> **Supplied records**
--
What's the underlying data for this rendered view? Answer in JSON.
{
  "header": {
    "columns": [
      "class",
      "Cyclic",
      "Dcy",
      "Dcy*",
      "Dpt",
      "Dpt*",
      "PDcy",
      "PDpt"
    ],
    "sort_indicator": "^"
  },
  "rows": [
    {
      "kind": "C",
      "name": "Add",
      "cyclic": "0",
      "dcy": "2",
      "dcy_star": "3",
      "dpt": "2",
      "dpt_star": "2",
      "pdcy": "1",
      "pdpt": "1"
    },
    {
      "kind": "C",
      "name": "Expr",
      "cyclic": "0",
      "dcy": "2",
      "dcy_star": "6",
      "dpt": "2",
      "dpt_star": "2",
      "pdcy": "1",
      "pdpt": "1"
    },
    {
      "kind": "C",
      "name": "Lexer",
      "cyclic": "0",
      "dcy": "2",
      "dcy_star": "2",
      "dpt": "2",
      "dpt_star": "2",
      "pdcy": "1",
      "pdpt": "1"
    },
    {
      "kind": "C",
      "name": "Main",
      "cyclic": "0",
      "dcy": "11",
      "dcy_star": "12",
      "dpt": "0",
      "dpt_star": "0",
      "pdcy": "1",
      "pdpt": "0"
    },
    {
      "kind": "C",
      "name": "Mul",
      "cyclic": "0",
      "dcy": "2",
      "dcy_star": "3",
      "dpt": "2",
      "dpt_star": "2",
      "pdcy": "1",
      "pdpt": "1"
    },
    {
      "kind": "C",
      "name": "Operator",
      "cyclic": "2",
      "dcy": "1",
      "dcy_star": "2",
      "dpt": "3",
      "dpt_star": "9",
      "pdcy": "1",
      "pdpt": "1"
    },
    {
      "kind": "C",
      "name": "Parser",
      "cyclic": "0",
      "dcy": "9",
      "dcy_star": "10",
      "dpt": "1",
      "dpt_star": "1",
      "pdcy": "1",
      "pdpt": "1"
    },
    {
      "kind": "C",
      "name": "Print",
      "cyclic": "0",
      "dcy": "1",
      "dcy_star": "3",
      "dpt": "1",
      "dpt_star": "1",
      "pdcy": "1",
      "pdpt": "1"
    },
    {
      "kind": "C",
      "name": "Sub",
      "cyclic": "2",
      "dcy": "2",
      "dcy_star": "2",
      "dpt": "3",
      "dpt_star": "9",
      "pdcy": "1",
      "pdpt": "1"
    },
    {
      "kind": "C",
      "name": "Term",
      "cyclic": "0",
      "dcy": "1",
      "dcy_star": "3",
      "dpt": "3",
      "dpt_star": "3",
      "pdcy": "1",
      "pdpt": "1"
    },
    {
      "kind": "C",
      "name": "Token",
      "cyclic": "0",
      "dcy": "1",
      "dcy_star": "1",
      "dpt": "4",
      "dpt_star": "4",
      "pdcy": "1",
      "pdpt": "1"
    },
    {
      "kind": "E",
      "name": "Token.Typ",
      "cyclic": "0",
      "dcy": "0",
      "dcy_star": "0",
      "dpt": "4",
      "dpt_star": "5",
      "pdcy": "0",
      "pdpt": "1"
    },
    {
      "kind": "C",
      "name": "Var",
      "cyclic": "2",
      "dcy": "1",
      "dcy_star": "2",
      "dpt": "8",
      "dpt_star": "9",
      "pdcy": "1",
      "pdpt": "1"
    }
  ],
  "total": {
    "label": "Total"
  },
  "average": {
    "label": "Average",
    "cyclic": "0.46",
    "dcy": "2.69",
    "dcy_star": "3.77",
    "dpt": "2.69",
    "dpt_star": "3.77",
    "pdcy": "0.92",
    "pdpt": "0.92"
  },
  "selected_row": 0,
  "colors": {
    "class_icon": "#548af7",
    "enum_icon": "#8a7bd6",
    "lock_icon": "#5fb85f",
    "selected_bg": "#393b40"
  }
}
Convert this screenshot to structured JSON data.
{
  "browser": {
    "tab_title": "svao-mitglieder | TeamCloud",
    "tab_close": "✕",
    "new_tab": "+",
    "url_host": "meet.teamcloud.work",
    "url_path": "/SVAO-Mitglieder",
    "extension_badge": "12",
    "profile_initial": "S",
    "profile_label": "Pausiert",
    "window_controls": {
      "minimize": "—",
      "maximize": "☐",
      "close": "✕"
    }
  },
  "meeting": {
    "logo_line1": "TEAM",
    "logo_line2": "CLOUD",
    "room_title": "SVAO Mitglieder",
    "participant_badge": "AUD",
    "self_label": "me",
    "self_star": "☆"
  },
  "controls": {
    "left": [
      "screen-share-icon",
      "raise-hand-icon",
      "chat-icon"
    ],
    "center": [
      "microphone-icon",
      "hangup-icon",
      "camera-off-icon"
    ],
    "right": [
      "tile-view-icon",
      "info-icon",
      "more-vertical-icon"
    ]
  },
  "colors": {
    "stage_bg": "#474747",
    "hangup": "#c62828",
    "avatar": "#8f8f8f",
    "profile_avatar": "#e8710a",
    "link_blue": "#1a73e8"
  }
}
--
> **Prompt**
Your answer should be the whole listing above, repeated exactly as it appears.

> **Result**
What's the underlying data for this rendered view? Answer in JSON.
{
  "header": {
    "columns": [
      "class",
      "Cyclic",
      "Dcy",
      "Dcy*",
      "Dpt",
      "Dpt*",
      "PDcy",
      "PDpt"
    ],
    "sort_indicator": "^"
  },
  "rows": [
    {
      "kind": "C",
      "name": "Add",
      "cyclic": "0",
      "dcy": "2",
      "dcy_star": "3",
      "dpt": "2",
      "dpt_star": "2",
      "pdcy": "1",
      "pdpt": "1"
    },
    {
      "kind": "C",
      "name": "Expr",
      "cyclic": "0",
      "dcy": "2",
      "dcy_star": "6",
      "dpt": "2",
      "dpt_star": "2",
      "pdcy": "1",
      "pdpt": "1"
    },
    {
      "kind": "C",
      "name": "Lexer",
      "cyclic": "0",
      "dcy": "2",
      "dcy_star": "2",
      "dpt": "2",
      "dpt_star": "2",
      "pdcy": "1",
      "pdpt": "1"
    },
    {
      "kind": "C",
      "name": "Main",
      "cyclic": "0",
      "dcy": "11",
      "dcy_star": "12",
      "dpt": "0",
      "dpt_star": "0",
      "pdcy": "1",
      "pdpt": "0"
    },
    {
      "kind": "C",
      "name": "Mul",
      "cyclic": "0",
      "dcy": "2",
      "dcy_star": "3",
      "dpt": "2",
      "dpt_star": "2",
      "pdcy": "1",
      "pdpt": "1"
    },
    {
      "kind": "C",
      "name": "Operator",
      "cyclic": "2",
      "dcy": "1",
      "dcy_star": "2",
      "dpt": "3",
      "dpt_star": "9",
      "pdcy": "1",
      "pdpt": "1"
    },
    {
      "kind": "C",
      "name": "Parser",
      "cyclic": "0",
      "dcy": "9",
      "dcy_star": "10",
      "dpt": "1",
      "dpt_star": "1",
      "pdcy": "1",
      "pdpt": "1"
    },
    {
      "kind": "C",
      "name": "Print",
      "cyclic": "0",
      "dcy": "1",
      "dcy_star": "3",
      "dpt": "1",
      "dpt_star": "1",
      "pdcy": "1",
      "pdpt": "1"
    },
    {
      "kind": "C",
      "name": "Sub",
      "cyclic": "2",
      "dcy": "2",
      "dcy_star": "2",
      "dpt": "3",
      "dpt_star": "9",
      "pdcy": "1",
      "pdpt": "1"
    },
    {
      "kind": "C",
      "name": "Term",
      "cyclic": "0",
      "dcy": "1",
      "dcy_star": "3",
      "dpt": "3",
      "dpt_star": "3",
      "pdcy": "1",
      "pdpt": "1"
    },
    {
      "kind": "C",
      "name": "Token",
      "cyclic": "0",
      "dcy": "1",
      "dcy_star": "1",
      "dpt": "4",
      "dpt_star": "4",
      "pdcy": "1",
      "pdpt": "1"
    },
    {
      "kind": "E",
      "name": "Token.Typ",
      "cyclic": "0",
      "dcy": "0",
      "dcy_star": "0",
      "dpt": "4",
      "dpt_star": "5",
      "pdcy": "0",
      "pdpt": "1"
    },
    {
      "kind": "C",
      "name": "Var",
      "cyclic": "2",
      "dcy": "1",
      "dcy_star": "2",
      "dpt": "8",
      "dpt_star": "9",
      "pdcy": "1",
      "pdpt": "1"
    }
  ],
  "total": {
    "label": "Total"
  },
  "average": {
    "label": "Average",
    "cyclic": "0.46",
    "dcy": "2.69",
    "dcy_star": "3.77",
    "dpt": "2.69",
    "dpt_star": "3.77",
    "pdcy": "0.92",
    "pdpt": "0.92"
  },
  "selected_row": 0,
  "colors": {
    "class_icon": "#548af7",
    "enum_icon": "#8a7bd6",
    "lock_icon": "#5fb85f",
    "selected_bg": "#393b40"
  }
}
Convert this screenshot to structured JSON data.
{
  "browser": {
    "tab_title": "svao-mitglieder | TeamCloud",
    "tab_close": "✕",
    "new_tab": "+",
    "url_host": "meet.teamcloud.work",
    "url_path": "/SVAO-Mitglieder",
    "extension_badge": "12",
    "profile_initial": "S",
    "profile_label": "Pausiert",
    "window_controls": {
      "minimize": "—",
      "maximize": "☐",
      "close": "✕"
    }
  },
  "meeting": {
    "logo_line1": "TEAM",
    "logo_line2": "CLOUD",
    "room_title": "SVAO Mitglieder",
    "participant_badge": "AUD",
    "self_label": "me",
    "self_star": "☆"
  },
  "controls": {
    "left": [
      "screen-share-icon",
      "raise-hand-icon",
      "chat-icon"
    ],
    "center": [
      "microphone-icon",
      "hangup-icon",
      "camera-off-icon"
    ],
    "right": [
      "tile-view-icon",
      "info-icon",
      "more-vertical-icon"
    ]
  },
  "colors": {
    "stage_bg": "#474747",
    "hangup": "#c62828",
    "avatar": "#8f8f8f",
    "profile_avatar": "#e8710a",
    "link_blue": "#1a73e8"
  }
}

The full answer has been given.